%%

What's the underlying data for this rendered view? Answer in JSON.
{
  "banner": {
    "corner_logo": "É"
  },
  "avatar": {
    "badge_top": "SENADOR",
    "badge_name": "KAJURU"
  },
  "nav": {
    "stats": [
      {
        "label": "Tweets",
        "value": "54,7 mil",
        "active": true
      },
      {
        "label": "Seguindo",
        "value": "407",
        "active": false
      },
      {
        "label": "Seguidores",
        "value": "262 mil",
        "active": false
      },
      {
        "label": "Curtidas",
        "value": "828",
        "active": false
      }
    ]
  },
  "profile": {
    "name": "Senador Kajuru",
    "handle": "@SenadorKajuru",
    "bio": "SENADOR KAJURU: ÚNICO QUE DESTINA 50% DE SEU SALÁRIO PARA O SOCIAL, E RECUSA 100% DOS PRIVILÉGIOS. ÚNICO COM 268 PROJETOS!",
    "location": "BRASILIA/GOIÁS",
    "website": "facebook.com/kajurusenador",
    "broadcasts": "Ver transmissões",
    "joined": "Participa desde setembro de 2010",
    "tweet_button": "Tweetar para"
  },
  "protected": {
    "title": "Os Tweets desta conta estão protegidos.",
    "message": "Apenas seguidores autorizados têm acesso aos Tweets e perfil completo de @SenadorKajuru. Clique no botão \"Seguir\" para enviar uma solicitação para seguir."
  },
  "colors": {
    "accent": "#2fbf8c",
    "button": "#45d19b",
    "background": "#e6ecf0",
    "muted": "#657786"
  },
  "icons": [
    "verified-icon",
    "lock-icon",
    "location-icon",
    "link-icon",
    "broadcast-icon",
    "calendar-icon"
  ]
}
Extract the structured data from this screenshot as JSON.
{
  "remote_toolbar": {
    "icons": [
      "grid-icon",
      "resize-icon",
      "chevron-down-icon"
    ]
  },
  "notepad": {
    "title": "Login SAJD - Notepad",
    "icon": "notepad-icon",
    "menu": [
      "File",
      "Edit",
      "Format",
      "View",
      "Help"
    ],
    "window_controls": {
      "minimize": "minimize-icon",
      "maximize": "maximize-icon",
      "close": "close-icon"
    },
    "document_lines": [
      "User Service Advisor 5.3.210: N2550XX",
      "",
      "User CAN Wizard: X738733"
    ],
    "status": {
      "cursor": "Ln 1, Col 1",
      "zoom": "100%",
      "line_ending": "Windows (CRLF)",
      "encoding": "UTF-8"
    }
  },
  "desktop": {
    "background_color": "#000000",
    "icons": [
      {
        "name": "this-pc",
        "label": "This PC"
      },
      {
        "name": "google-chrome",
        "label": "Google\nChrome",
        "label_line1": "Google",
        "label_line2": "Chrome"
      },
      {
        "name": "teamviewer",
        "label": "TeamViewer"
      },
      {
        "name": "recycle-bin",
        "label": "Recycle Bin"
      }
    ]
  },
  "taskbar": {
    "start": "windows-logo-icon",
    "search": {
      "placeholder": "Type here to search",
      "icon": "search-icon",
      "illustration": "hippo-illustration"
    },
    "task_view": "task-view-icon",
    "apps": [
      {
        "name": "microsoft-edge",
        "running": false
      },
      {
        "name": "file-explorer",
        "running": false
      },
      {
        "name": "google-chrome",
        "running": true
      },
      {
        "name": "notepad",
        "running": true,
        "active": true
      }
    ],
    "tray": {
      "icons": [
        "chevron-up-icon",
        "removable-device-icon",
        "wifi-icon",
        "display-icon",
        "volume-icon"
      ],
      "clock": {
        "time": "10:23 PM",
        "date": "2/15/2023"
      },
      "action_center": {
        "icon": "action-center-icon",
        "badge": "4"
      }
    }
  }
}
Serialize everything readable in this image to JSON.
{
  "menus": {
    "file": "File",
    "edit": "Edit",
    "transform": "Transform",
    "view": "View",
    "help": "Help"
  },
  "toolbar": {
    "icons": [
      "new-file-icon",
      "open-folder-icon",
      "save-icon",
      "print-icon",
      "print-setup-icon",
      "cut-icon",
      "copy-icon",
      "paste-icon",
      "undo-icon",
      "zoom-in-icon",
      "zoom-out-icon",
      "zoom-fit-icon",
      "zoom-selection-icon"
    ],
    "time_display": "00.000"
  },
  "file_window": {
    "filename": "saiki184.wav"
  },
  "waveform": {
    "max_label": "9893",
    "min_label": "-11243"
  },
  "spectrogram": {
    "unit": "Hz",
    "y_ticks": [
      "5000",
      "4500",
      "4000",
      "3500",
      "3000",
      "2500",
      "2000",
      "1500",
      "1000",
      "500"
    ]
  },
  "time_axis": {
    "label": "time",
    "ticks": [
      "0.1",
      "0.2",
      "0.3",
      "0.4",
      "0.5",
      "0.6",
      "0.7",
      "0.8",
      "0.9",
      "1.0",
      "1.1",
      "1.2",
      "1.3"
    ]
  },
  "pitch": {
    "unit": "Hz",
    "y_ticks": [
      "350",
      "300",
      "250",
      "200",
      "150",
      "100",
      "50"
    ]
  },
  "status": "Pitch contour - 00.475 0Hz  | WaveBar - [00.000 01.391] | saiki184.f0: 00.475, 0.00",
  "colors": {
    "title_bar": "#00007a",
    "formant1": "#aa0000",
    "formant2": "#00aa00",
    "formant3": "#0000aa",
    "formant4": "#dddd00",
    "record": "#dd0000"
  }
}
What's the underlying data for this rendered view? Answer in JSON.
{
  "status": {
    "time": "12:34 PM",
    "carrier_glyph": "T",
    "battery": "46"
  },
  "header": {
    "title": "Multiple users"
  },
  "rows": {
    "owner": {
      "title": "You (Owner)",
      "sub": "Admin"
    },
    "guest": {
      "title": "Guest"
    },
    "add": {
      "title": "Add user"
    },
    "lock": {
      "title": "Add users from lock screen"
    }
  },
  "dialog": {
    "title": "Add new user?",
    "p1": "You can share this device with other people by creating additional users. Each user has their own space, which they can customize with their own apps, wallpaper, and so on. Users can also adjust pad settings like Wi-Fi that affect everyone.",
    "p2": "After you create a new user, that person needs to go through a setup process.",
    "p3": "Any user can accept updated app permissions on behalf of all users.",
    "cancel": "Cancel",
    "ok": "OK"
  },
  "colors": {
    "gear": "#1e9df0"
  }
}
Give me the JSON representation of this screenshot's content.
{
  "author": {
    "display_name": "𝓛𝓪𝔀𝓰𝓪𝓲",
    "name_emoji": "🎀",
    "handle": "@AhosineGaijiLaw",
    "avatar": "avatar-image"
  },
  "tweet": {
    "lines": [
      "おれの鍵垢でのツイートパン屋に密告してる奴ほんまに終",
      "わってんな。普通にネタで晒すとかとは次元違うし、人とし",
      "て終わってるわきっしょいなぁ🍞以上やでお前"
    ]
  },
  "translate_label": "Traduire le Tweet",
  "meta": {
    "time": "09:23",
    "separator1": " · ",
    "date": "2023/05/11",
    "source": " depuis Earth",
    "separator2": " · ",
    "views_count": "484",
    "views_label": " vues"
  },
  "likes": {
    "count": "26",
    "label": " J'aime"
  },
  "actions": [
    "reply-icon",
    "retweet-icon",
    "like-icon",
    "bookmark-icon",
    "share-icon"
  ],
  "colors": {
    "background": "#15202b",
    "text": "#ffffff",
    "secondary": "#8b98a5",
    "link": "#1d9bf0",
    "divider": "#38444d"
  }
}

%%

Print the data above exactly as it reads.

What's the underlying data for this rendered view? Answer in JSON.
{
  "banner": {
    "corner_logo": "É"
  },
  "avatar": {
    "badge_top": "SENADOR",
    "badge_name": "KAJURU"
  },
  "nav": {
    "stats": [
      {
        "label": "Tweets",
        "value": "54,7 mil",
        "active": true
      },
      {
        "label": "Seguindo",
        "value": "407",
        "active": false
      },
      {
        "label": "Seguidores",
        "value": "262 mil",
        "active": false
      },
      {
        "label": "Curtidas",
        "value": "828",
        "active": false
      }
    ]
  },
  "profile": {
    "name": "Senador Kajuru",
    "handle": "@SenadorKajuru",
    "bio": "SENADOR KAJURU: ÚNICO QUE DESTINA 50% DE SEU SALÁRIO PARA O SOCIAL, E RECUSA 100% DOS PRIVILÉGIOS. ÚNICO COM 268 PROJETOS!",
    "location": "BRASILIA/GOIÁS",
    "website": "facebook.com/kajurusenador",
    "broadcasts": "Ver transmissões",
    "joined": "Participa desde setembro de 2010",
    "tweet_button": "Tweetar para"
  },
  "protected": {
    "title": "Os Tweets desta conta estão protegidos.",
    "message": "Apenas seguidores autorizados têm acesso aos Tweets e perfil completo de @SenadorKajuru. Clique no botão \"Seguir\" para enviar uma solicitação para seguir."
  },
  "colors": {
    "accent": "#2fbf8c",
    "button": "#45d19b",
    "background": "#e6ecf0",
    "muted": "#657786"
  },
  "icons": [
    "verified-icon",
    "lock-icon",
    "location-icon",
    "link-icon",
    "broadcast-icon",
    "calendar-icon"
  ]
}
Extract the structured data from this screenshot as JSON.
{
  "remote_toolbar": {
    "icons": [
      "grid-icon",
      "resize-icon",
      "chevron-down-icon"
    ]
  },
  "notepad": {
    "title": "Login SAJD - Notepad",
    "icon": "notepad-icon",
    "menu": [
      "File",
      "Edit",
      "Format",
      "View",
      "Help"
    ],
    "window_controls": {
      "minimize": "minimize-icon",
      "maximize": "maximize-icon",
      "close": "close-icon"
    },
    "document_lines": [
      "User Service Advisor 5.3.210: N2550XX",
      "",
      "User CAN Wizard: X738733"
    ],
    "status": {
      "cursor": "Ln 1, Col 1",
      "zoom": "100%",
      "line_ending": "Windows (CRLF)",
      "encoding": "UTF-8"
    }
  },
  "desktop": {
    "background_color": "#000000",
    "icons": [
      {
        "name": "this-pc",
        "label": "This PC"
      },
      {
        "name": "google-chrome",
        "label": "Google\nChrome",
        "label_line1": "Google",
        "label_line2": "Chrome"
      },
      {
        "name": "teamviewer",
        "label": "TeamViewer"
      },
      {
        "name": "recycle-bin",
        "label": "Recycle Bin"
      }
    ]
  },
  "taskbar": {
    "start": "windows-logo-icon",
    "search": {
      "placeholder": "Type here to search",
      "icon": "search-icon",
      "illustration": "hippo-illustration"
    },
    "task_view": "task-view-icon",
    "apps": [
      {
        "name": "microsoft-edge",
        "running": false
      },
      {
        "name": "file-explorer",
        "running": false
      },
      {
        "name": "google-chrome",
        "running": true
      },
      {
        "name": "notepad",
        "running": true,
        "active": true
      }
    ],
    "tray": {
      "icons": [
        "chevron-up-icon",
        "removable-device-icon",
        "wifi-icon",
        "display-icon",
        "volume-icon"
      ],
      "clock": {
        "time": "10:23 PM",
        "date": "2/15/2023"
      },
      "action_center": {
        "icon": "action-center-icon",
        "badge": "4"
      }
    }
  }
}
Serialize everything readable in this image to JSON.
{
  "menus": {
    "file": "File",
    "edit": "Edit",
    "transform": "Transform",
    "view": "View",
    "help": "Help"
  },
  "toolbar": {
    "icons": [
      "new-file-icon",
      "open-folder-icon",
      "save-icon",
      "print-icon",
      "print-setup-icon",
      "cut-icon",
      "copy-icon",
      "paste-icon",
      "undo-icon",
      "zoom-in-icon",
      "zoom-out-icon",
      "zoom-fit-icon",
      "zoom-selection-icon"
    ],
    "time_display": "00.000"
  },
  "file_window": {
    "filename": "saiki184.wav"
  },
  "waveform": {
    "max_label": "9893",
    "min_label": "-11243"
  },
  "spectrogram": {
    "unit": "Hz",
    "y_ticks": [
      "5000",
      "4500",
      "4000",
      "3500",
      "3000",
      "2500",
      "2000",
      "1500",
      "1000",
      "500"
    ]
  },
  "time_axis": {
    "label": "time",
    "ticks": [
      "0.1",
      "0.2",
      "0.3",
      "0.4",
      "0.5",
      "0.6",
      "0.7",
      "0.8",
      "0.9",
      "1.0",
      "1.1",
      "1.2",
      "1.3"
    ]
  },
  "pitch": {
    "unit": "Hz",
    "y_ticks": [
      "350",
      "300",
      "250",
      "200",
      "150",
      "100",
      "50"
    ]
  },
  "status": "Pitch contour - 00.475 0Hz  | WaveBar - [00.000 01.391] | saiki184.f0: 00.475, 0.00",
  "colors": {
    "title_bar": "#00007a",
    "formant1": "#aa0000",
    "formant2": "#00aa00",
    "formant3": "#0000aa",
    "formant4": "#dddd00",
    "record": "#dd0000"
  }
}
What's the underlying data for this rendered view? Answer in JSON.
{
  "status": {
    "time": "12:34 PM",
    "carrier_glyph": "T",
    "battery": "46"
  },
  "header": {
    "title": "Multiple users"
  },
  "rows": {
    "owner": {
      "title": "You (Owner)",
      "sub": "Admin"
    },
    "guest": {
      "title": "Guest"
    },
    "add": {
      "title": "Add user"
    },
    "lock": {
      "title": "Add users from lock screen"
    }
  },
  "dialog": {
    "title": "Add new user?",
    "p1": "You can share this device with other people by creating additional users. Each user has their own space, which they can customize with their own apps, wallpaper, and so on. Users can also adjust pad settings like Wi-Fi that affect everyone.",
    "p2": "After you create a new user, that person needs to go through a setup process.",
    "p3": "Any user can accept updated app permissions on behalf of all users.",
    "cancel": "Cancel",
    "ok": "OK"
  },
  "colors": {
    "gear": "#1e9df0"
  }
}
Give me the JSON representation of this screenshot's content.
{
  "author": {
    "display_name": "𝓛𝓪𝔀𝓰𝓪𝓲",
    "name_emoji": "🎀",
    "handle": "@AhosineGaijiLaw",
    "avatar": "avatar-image"
  },
  "tweet": {
    "lines": [
      "おれの鍵垢でのツイートパン屋に密告してる奴ほんまに終",
      "わってんな。普通にネタで晒すとかとは次元違うし、人とし",
      "て終わってるわきっしょいなぁ🍞以上やでお前"
    ]
  },
  "translate_label": "Traduire le Tweet",
  "meta": {
    "time": "09:23",
    "separator1": " · ",
    "date": "2023/05/11",
    "source": " depuis Earth",
    "separator2": " · ",
    "views_count": "484",
    "views_label": " vues"
  },
  "likes": {
    "count": "26",
    "label": " J'aime"
  },
  "actions": [
    "reply-icon",
    "retweet-icon",
    "like-icon",
    "bookmark-icon",
    "share-icon"
  ],
  "colors": {
    "background": "#15202b",
    "text": "#ffffff",
    "secondary": "#8b98a5",
    "link": "#1d9bf0",
    "divider": "#38444d"
  }
}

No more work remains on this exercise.